**Directions for this task:**
Lines containing the word "recycling" are the ones to copy from the records below.

[[ Materials provided open ]]

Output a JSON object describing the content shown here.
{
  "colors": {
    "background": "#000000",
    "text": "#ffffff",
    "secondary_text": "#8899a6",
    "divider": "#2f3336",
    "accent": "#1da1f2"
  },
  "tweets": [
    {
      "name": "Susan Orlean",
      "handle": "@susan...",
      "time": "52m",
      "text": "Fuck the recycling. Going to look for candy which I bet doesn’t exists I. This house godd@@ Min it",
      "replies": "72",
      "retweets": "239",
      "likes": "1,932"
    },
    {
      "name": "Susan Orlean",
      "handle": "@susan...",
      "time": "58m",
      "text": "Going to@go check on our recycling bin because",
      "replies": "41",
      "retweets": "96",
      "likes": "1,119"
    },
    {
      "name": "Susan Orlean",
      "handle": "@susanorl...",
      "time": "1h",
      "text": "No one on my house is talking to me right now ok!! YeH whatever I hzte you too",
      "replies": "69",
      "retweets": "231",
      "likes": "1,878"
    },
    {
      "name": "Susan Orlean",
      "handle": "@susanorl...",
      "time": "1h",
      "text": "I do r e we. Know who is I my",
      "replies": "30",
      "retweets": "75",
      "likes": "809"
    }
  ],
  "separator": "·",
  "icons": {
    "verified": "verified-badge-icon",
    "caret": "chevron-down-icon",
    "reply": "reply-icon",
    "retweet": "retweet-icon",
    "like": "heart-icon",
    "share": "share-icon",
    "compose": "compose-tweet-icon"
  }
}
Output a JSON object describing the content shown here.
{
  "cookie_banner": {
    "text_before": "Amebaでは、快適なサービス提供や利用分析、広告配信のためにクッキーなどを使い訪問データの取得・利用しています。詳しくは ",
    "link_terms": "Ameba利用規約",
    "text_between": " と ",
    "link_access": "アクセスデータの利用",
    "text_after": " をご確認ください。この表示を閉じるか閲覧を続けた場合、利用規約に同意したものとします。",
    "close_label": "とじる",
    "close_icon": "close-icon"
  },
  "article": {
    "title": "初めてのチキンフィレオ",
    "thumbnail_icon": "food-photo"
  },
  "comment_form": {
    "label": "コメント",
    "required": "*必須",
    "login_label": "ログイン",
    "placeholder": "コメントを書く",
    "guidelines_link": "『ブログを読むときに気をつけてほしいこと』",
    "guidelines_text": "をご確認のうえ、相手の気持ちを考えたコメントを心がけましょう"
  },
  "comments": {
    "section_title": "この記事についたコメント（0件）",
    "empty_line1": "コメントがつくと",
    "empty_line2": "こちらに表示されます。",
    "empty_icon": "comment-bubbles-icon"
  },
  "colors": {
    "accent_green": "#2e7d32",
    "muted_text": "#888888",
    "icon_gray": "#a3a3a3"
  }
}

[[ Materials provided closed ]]

**Final answer:**
      "text": "Fuck the recycling. Going to look for candy which I bet doesn’t exists I. This house godd@@ Min it",
      "text": "Going to@go check on our recycling bin because",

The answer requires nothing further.